On the surface, Yahoo Japan is a weirder partner choice than Flipboard. Why would Twitter want to work with an Asian arm of a struggling media brand?

Turns out, Yahoo Japan is its own separate entity — the American Yahoo helped found it in conjunction with telecommunications company SoftBank. Yahoo Japan’s popularity has continued to soar even as Yahoo’s has plummeted. And Twitter is hugely popular in Japan as well. It’s an easy way to test the product before courting other companies.

A source familiar with the Twitter’s strategy told me they’re still developing this new promoted tweet strategy and will be releasing more information in the future. The person I spoke with said that we can expect to see promoted tweets both in feeds of tweets from the website, but also as standalone units. “The promoted tweet is a trusted and known unit and it looks and feel really easily digestible,” they said. “You need users to say, ‘This is content I’m ok with having here.'”

That’s key for Twitter’s new external ad strategy to succeed.
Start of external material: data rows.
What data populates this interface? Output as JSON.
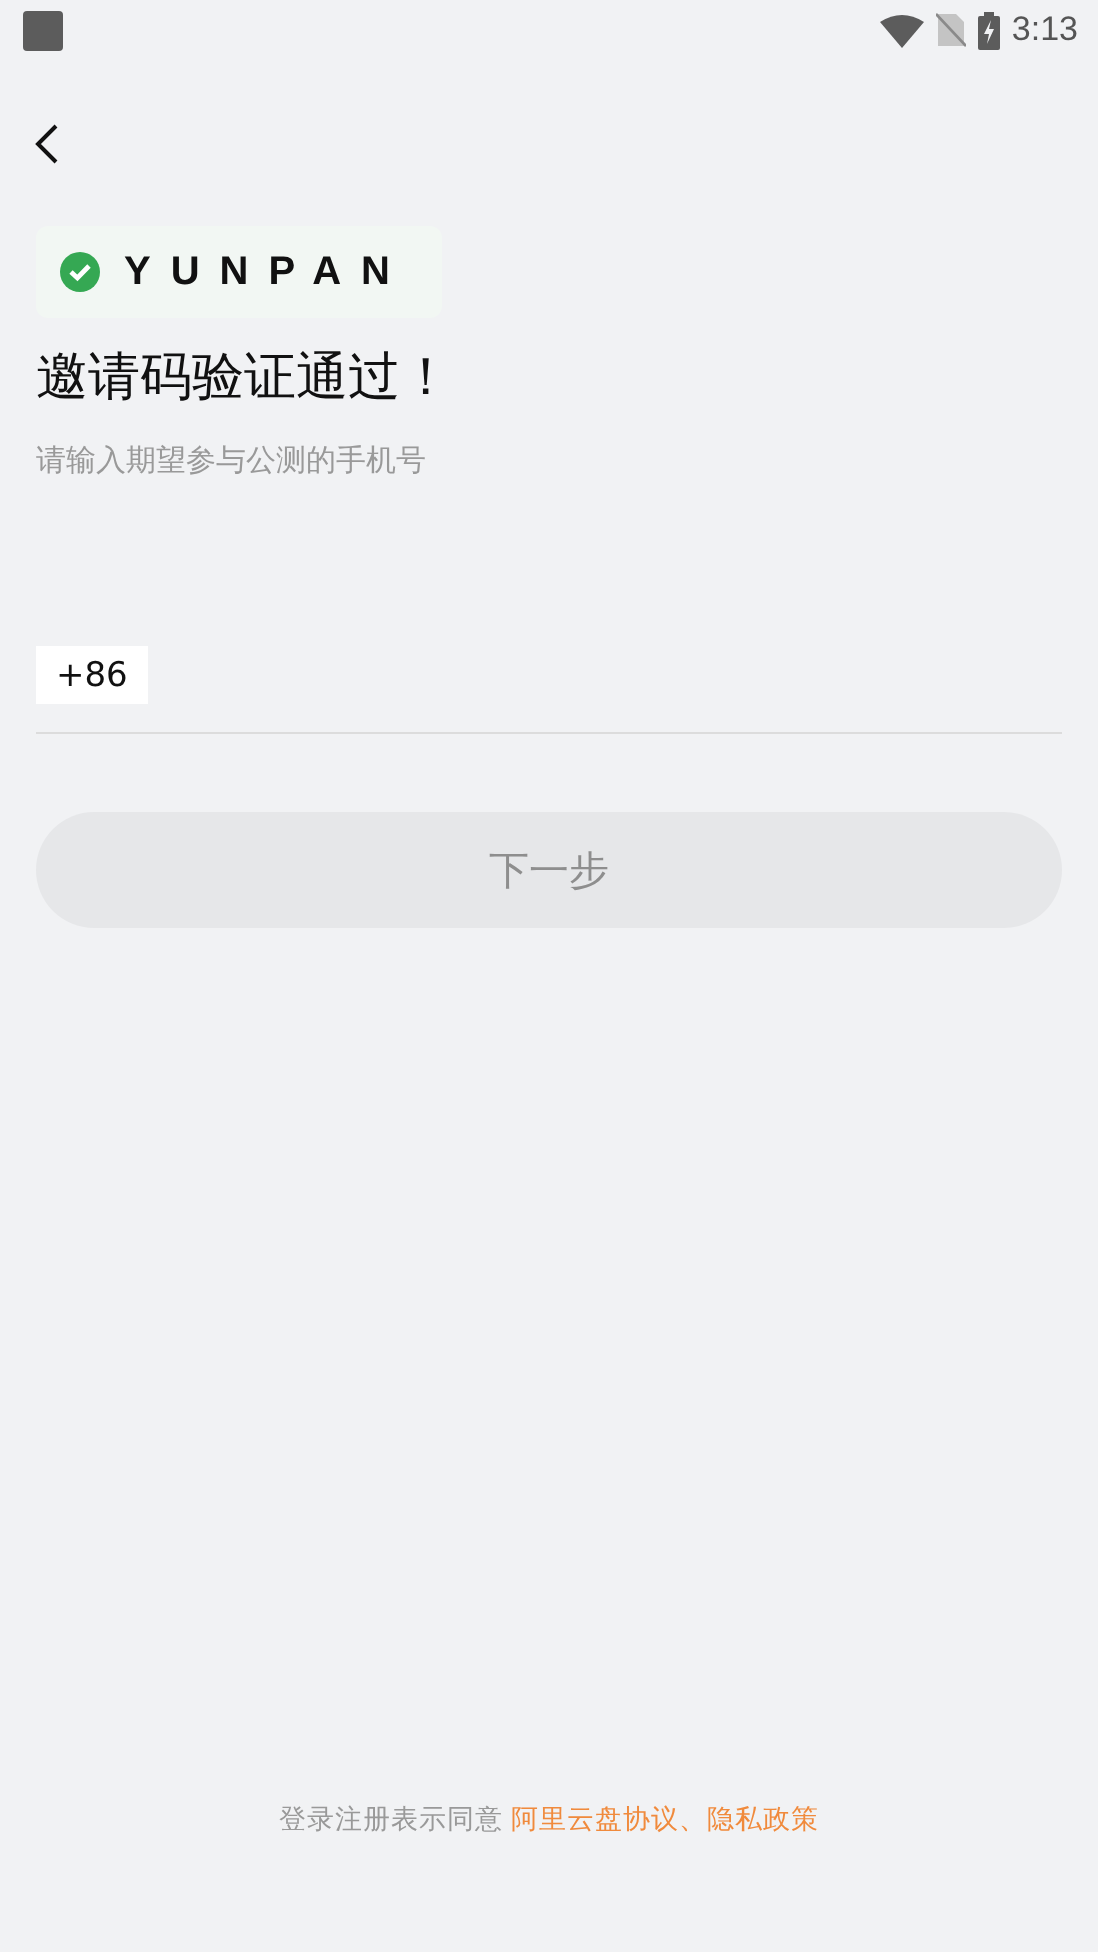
{
  "status_bar": {
    "time": "3:13"
  },
  "brand": {
    "name": "YUNPAN"
  },
  "title": "邀请码验证通过！",
  "subtitle": "请输入期望参与公测的手机号",
  "phone": {
    "country_code": "+86"
  },
  "next_button": {
    "label": "下一步",
    "disabled": true
  },
  "footer": {
    "text": "登录注册表示同意",
    "link": "阿里云盘协议、隐私政策"
  }
}
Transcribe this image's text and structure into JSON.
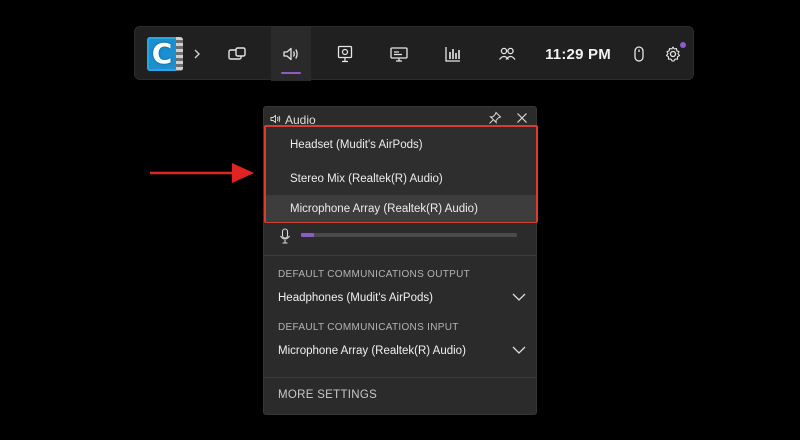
{
  "gamebar": {
    "app_letter": "C",
    "clock": "11:29 PM",
    "widgets": [
      {
        "name": "capture",
        "icon": "capture-icon"
      },
      {
        "name": "audio",
        "icon": "speaker-icon",
        "active": true
      },
      {
        "name": "resources",
        "icon": "monitor-icon"
      },
      {
        "name": "display",
        "icon": "display-icon"
      },
      {
        "name": "performance",
        "icon": "bar-chart-icon"
      },
      {
        "name": "social",
        "icon": "people-icon"
      }
    ],
    "accent": "#8a5cc8"
  },
  "audio_panel": {
    "title": "Audio",
    "device_dropdown": {
      "highlight_color": "#d93a3a",
      "options": [
        "Headset (Mudit's AirPods)",
        "Stereo Mix (Realtek(R) Audio)",
        "Microphone Array (Realtek(R) Audio)"
      ],
      "hovered_index": 2
    },
    "mic_level": 0.06,
    "default_output": {
      "label": "DEFAULT COMMUNICATIONS OUTPUT",
      "value": "Headphones (Mudit's AirPods)"
    },
    "default_input": {
      "label": "DEFAULT COMMUNICATIONS INPUT",
      "value": "Microphone Array (Realtek(R) Audio)"
    },
    "more_settings": "MORE SETTINGS"
  }
}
Given the fact that the company is serving up promoted tweets, not newly designed ads, it has to hope people like that format.

How Can Advertising Work on the Social Web?
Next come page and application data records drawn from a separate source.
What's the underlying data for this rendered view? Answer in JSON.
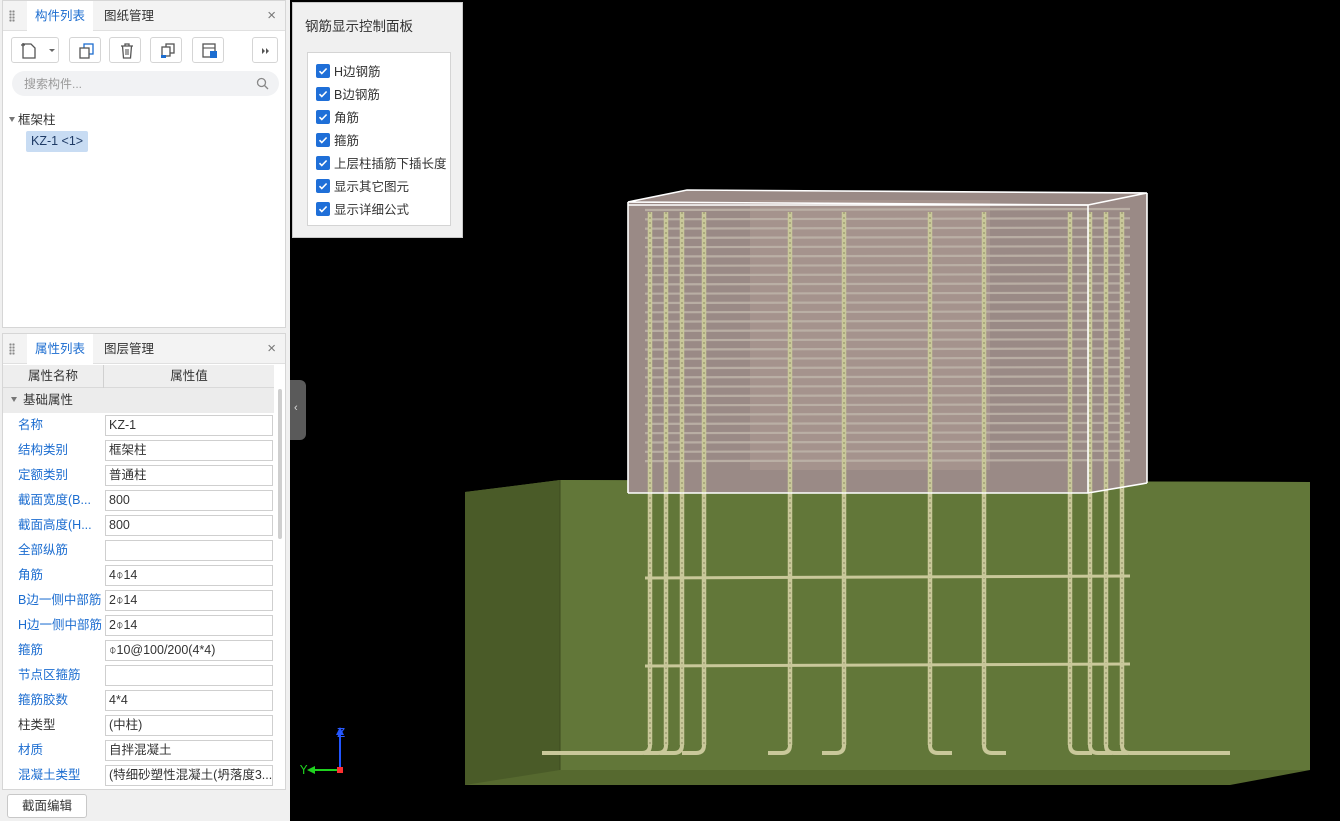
{
  "component_panel": {
    "tabs": [
      {
        "label": "构件列表",
        "active": true
      },
      {
        "label": "图纸管理",
        "active": false
      }
    ],
    "close": "×",
    "search_placeholder": "搜索构件...",
    "tree": {
      "group_label": "框架柱",
      "items": [
        {
          "label": "KZ-1 <1>",
          "selected": true
        }
      ]
    },
    "toolbar_icons": [
      "new-component-icon",
      "dropdown-arrow-icon",
      "copy-icon",
      "delete-icon",
      "copy-to-floor-icon",
      "floor-copy-icon",
      "more-icon"
    ]
  },
  "property_panel": {
    "tabs": [
      {
        "label": "属性列表",
        "active": true
      },
      {
        "label": "图层管理",
        "active": false
      }
    ],
    "close": "×",
    "header": {
      "name_col": "属性名称",
      "value_col": "属性值"
    },
    "section": "基础属性",
    "rows": [
      {
        "name": "名称",
        "value": "KZ-1",
        "color": "blue"
      },
      {
        "name": "结构类别",
        "value": "框架柱",
        "color": "blue"
      },
      {
        "name": "定额类别",
        "value": "普通柱",
        "color": "blue"
      },
      {
        "name": "截面宽度(B...",
        "value": "800",
        "color": "blue"
      },
      {
        "name": "截面高度(H...",
        "value": "800",
        "color": "blue"
      },
      {
        "name": "全部纵筋",
        "value": "",
        "color": "blue"
      },
      {
        "name": "角筋",
        "value": "4⌽14",
        "color": "blue"
      },
      {
        "name": "B边一侧中部筋",
        "value": "2⌽14",
        "color": "blue"
      },
      {
        "name": "H边一侧中部筋",
        "value": "2⌽14",
        "color": "blue"
      },
      {
        "name": "箍筋",
        "value": "⌽10@100/200(4*4)",
        "color": "blue"
      },
      {
        "name": "节点区箍筋",
        "value": "",
        "color": "blue"
      },
      {
        "name": "箍筋胶数",
        "value": "4*4",
        "color": "blue"
      },
      {
        "name": "柱类型",
        "value": "(中柱)",
        "color": "black"
      },
      {
        "name": "材质",
        "value": "自拌混凝土",
        "color": "blue"
      },
      {
        "name": "混凝土类型",
        "value": "(特细砂塑性混凝土(坍落度3...",
        "color": "blue"
      }
    ]
  },
  "section_edit_button": "截面编辑",
  "control_panel": {
    "title": "钢筋显示控制面板",
    "options": [
      {
        "label": "H边钢筋",
        "checked": true
      },
      {
        "label": "B边钢筋",
        "checked": true
      },
      {
        "label": "角筋",
        "checked": true
      },
      {
        "label": "箍筋",
        "checked": true
      },
      {
        "label": "上层柱插筋下插长度",
        "checked": true
      },
      {
        "label": "显示其它图元",
        "checked": true
      },
      {
        "label": "显示详细公式",
        "checked": true
      }
    ]
  },
  "axis": {
    "z_label": "Z",
    "y_label": "Y"
  },
  "colors": {
    "accent": "#1c6dd0",
    "foundation": "#5e7338",
    "column_fill": "#9a8a86",
    "rebar": "#c9c89a",
    "wireframe": "#ffffff",
    "viewport_bg": "#000000"
  }
}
Who said that the advertising models of print and yesteryear would be sustainable online? Everyone just hoped they’d translate, because porting old models onto new platforms didn’t require much innovation or effort.

Nano Ad Screen Goofs?
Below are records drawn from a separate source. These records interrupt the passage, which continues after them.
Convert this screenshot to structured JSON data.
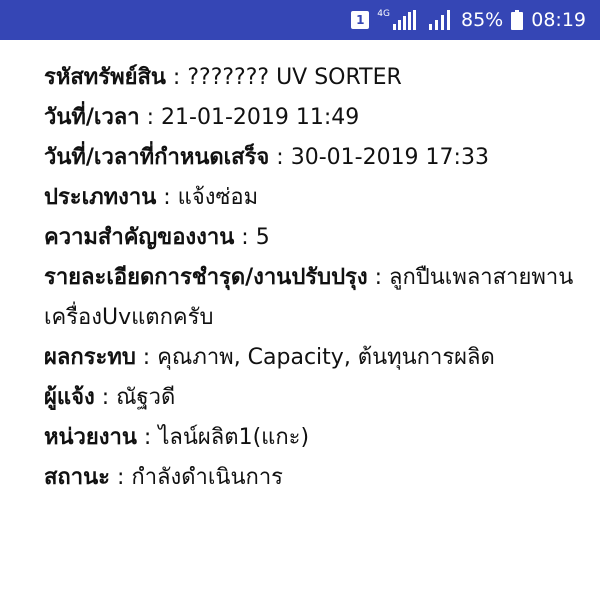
{
  "status_bar": {
    "sim_label": "1",
    "network_label": "4G",
    "battery_percent": "85%",
    "time": "08:19"
  },
  "fields": [
    {
      "label": "รหัสทรัพย์สิน",
      "value": "??????? UV SORTER"
    },
    {
      "label": "วันที่/เวลา",
      "value": "21-01-2019 11:49"
    },
    {
      "label": "วันที่/เวลาที่กำหนดเสร็จ",
      "value": "30-01-2019 17:33"
    },
    {
      "label": "ประเภทงาน",
      "value": "แจ้งซ่อม"
    },
    {
      "label": "ความสำคัญของงาน",
      "value": "5"
    },
    {
      "label": "รายละเอียดการชำรุด/งานปรับปรุง",
      "value": "ลูกปืนเพลาสายพานเครื่องUvแตกครับ"
    },
    {
      "label": "ผลกระทบ",
      "value": "คุณภาพ, Capacity, ต้นทุนการผลิด"
    },
    {
      "label": "ผู้แจ้ง",
      "value": "ณัฐวดี"
    },
    {
      "label": "หน่วยงาน",
      "value": "ไลน์ผลิต1(แกะ)"
    },
    {
      "label": "สถานะ",
      "value": "กำลังดำเนินการ"
    }
  ],
  "separator": " : ",
  "colors": {
    "status_bar_bg": "#3546b5",
    "text": "#111111"
  }
}
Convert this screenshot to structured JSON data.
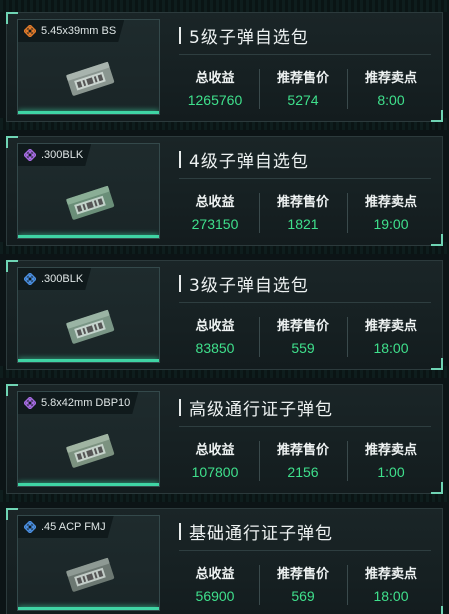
{
  "labels": {
    "total_income": "总收益",
    "recommended_price": "推荐售价",
    "recommended_time": "推荐卖点"
  },
  "cards": [
    {
      "ammo": "5.45x39mm BS",
      "rarity_icon": "orange-diamond-icon",
      "rarity_color": "#e07a2a",
      "title": "5级子弹自选包",
      "total_income": "1265760",
      "price": "5274",
      "time": "8:00"
    },
    {
      "ammo": ".300BLK",
      "rarity_icon": "purple-diamond-icon",
      "rarity_color": "#a46ae0",
      "title": "4级子弹自选包",
      "total_income": "273150",
      "price": "1821",
      "time": "19:00"
    },
    {
      "ammo": ".300BLK",
      "rarity_icon": "blue-diamond-icon",
      "rarity_color": "#4a8ee0",
      "title": "3级子弹自选包",
      "total_income": "83850",
      "price": "559",
      "time": "18:00"
    },
    {
      "ammo": "5.8x42mm DBP10",
      "rarity_icon": "purple-diamond-icon",
      "rarity_color": "#a46ae0",
      "title": "高级通行证子弹包",
      "total_income": "107800",
      "price": "2156",
      "time": "1:00"
    },
    {
      "ammo": ".45 ACP FMJ",
      "rarity_icon": "blue-diamond-icon",
      "rarity_color": "#4a8ee0",
      "title": "基础通行证子弹包",
      "total_income": "56900",
      "price": "569",
      "time": "18:00"
    }
  ],
  "colors": {
    "accent": "#3fd4a4",
    "value_green": "#3fe08c"
  }
}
With the new iPod nano featuring a built in video camera, Apple’s latest commercial really highlights how easy it is to use. Entitled “Nano Shoots Video,” the spot makes it look super easy and trendy to shoot video, but does the commercial really tell the truth?

Looking at the structure of the iPod nano, the camera is actually found in the lower left corner of the backside. For some, this would be be a bit awkward when holding it, to ensure not covering up the camera.

iPod nano & camera location

Generally speaking, Apple’s commercial takes this into account, with careful positioning of holding the iPod. But in reality, is the location of the camera the best possible place? For those of you who have already purchased one, what are your thoughts? Read More about Nano Ad Screen Goofs?

Microsoft Backs Down After Apple Legal Threats, Changes Ad


After so brazenly bragging about Apple’s (s aapl) legal department’s request that one of Microsoft’s (s msft) ads be pulled last week, Redmond has quietly made changes to the ad in question to make sure that it accurately reflects reality, which is what Apple wanted in the first place. Kind of puts a damper on Microsoft COO Kevin Turner’s bubbly enthusiasm, I’d imagine.

Last week, he basically did a little dance for joy when he received the call from Apple legal, and trumpeted the news to the masses to make sure everyone knew that Microsoft had indeed scored a direct hit, even going so far as to call it “the greatest single phone call” he’s ever taken. The ads in question are the Laptop Hunter series, in which Microsoft gives random people a sum of money and challenges them to find their perfect laptop, at which point they get it for free. The ads were created by Crispin Porter & Bogusky. Read More about Microsoft Backs Down After Apple Legal Threats, Changes Ad